- $545 per acre for corn-soybeans rotation (average of $643 return for corn-after-soybeans and $446 return for soybeans-after-corn).
- $562 per acre for corn-corn-soybeans (average of $643 return for corn, $571 for corn-after-corn, and $471 for corn-after-two-years-corn).
- $525 per acre for continuous corn.
These rotation returns suggest that the corn-corn-soybeans rotation is the most profitable rotation.
For the corn-corn-soybeans rotation to be more profitable than corn-soybeans rotation, corn-after-corn yields cannot be too far below corn-after-soybeans yields. The above budgets assume that the188 bushel corn-after-corn yield is 10 bushels less than the 198 bushel corn-after-soybeans yield. The corn-soybeans rotation has higher returns than the corn-corn-soybeans rotation if the corn-after-corn yield is below180 bushels per acre. This implies that the corn-soybeans rotation is more profitable if there is an 18 bushel yield drag for corn-after-corn (198 bushel corn-after-soybean yield minus 180 break-even corn-after-corn yield). In this case, this works out to be a 10 percent yield drag.

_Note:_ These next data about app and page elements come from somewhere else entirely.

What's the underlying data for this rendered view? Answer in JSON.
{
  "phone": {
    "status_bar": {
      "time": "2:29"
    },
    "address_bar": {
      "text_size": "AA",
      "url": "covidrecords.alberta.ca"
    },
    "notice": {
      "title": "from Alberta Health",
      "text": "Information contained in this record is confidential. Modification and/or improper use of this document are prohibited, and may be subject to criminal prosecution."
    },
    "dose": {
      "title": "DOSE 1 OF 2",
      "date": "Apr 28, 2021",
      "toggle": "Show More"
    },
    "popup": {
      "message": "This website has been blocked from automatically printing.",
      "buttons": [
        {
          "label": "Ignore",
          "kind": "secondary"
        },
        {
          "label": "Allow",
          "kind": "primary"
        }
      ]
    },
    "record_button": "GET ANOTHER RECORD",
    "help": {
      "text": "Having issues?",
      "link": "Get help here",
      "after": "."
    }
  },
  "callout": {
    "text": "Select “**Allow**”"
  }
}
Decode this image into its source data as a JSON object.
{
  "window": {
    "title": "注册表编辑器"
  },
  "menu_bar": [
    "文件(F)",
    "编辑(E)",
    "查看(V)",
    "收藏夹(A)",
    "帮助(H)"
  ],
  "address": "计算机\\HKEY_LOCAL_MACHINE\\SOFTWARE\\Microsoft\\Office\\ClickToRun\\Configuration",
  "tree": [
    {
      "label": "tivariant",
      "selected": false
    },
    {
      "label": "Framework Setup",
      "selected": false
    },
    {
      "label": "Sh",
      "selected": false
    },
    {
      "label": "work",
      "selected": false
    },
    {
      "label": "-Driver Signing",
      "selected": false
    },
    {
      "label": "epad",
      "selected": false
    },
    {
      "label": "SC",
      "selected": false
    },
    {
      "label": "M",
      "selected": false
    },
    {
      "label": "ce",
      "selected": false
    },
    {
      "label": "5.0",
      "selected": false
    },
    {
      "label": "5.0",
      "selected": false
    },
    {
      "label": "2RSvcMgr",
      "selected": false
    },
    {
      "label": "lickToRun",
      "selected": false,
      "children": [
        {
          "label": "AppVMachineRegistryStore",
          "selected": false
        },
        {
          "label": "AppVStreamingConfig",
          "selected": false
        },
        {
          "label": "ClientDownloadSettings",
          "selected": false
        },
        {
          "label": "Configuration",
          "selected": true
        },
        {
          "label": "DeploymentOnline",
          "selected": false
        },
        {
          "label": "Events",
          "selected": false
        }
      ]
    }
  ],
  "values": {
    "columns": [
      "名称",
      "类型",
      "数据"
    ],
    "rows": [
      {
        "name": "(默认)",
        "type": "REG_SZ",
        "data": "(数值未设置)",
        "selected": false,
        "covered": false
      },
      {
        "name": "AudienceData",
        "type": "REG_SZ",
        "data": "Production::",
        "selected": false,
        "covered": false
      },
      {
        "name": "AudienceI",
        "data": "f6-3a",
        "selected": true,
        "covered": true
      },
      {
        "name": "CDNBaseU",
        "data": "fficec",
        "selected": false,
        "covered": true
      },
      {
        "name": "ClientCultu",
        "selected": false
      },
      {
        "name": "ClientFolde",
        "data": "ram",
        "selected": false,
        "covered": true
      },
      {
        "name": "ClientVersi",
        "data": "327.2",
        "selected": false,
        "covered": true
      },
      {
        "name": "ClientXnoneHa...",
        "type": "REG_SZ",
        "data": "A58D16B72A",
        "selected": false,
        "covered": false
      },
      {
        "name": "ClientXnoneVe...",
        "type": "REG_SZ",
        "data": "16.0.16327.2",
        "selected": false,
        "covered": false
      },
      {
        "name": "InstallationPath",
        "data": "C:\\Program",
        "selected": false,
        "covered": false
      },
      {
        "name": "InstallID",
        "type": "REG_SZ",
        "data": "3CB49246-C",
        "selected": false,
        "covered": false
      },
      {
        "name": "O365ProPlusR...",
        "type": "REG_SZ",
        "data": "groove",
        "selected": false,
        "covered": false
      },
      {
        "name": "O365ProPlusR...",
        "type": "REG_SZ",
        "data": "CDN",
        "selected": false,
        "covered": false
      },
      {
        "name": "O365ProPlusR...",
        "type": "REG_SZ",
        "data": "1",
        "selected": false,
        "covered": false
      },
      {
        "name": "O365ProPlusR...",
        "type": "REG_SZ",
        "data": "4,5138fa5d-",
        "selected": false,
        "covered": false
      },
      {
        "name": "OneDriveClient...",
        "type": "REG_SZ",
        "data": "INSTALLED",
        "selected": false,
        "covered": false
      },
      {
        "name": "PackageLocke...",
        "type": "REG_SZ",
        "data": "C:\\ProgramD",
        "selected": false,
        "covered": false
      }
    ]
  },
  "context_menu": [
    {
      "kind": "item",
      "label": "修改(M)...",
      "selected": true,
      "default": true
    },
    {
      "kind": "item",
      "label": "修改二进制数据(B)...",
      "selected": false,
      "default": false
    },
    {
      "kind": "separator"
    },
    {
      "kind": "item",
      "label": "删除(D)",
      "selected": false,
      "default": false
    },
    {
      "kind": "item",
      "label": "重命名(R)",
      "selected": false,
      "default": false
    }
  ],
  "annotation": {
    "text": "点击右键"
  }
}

Continuous corn is not as profitable as corn-corn-soybeans. For continuous corn to have the same profitability as the corn-corn-soybeans rotation, the continuous corn yield has to be 186.5 bushels. This 186.5 bushel yield compares to the budgeted yield of 188 bushels for corn-after-soybeans. Essentially, continuous corn cannot have a yield drag compared to corn-after-corn given the prices, yields, and costs shown in Table 1.
The Choice in 2013
Planting corn in 2013 is projected to be more profitable than soybeans. For example, the corn-after-corn return of $571 per acre is $125 per acre higher than soybeans-after-corn. This $125 difference is large compared to historical differences in returns. Between 2006 through 2011, corn has average $58 per acre more profitable than soybeans on central Illinois high-productivity farmland.
While planting my corn in 2013 may be more profitable, it may require giving up returns in future years, as fewer acres of corn-after-soybeans can be planted in 2014. Which way farmers will go is an open question. In recent years, many farmers have had much worse yield drags for corn-after-corn than those implied by budgets in Table 1. Reports of corn-after-corn having more than 40 bushels lower than corn-after-soybeans are not uncommon. These poorer corn-after-corn yields may cause some farmer to planting more soybeans.
Corn is projected more profitable than soybeans in 2013. Planting more corn in 2013 can result in lower returns in 2014 because fewer acres of corn-after-soybeans can be planted.
Rotation projections in this article are based on budgets in Table 1. Results are sensitive to yield drags for corn-after-corn and continuous corn. Also, farmland of lower productivity generally has less of an advantage in planting more corn. Historically, corn yields rare higher relative to soybean yields on higher productivity farmland. Hence, planting more soybeans on lower productivity farmland than suggested herein may be warranted.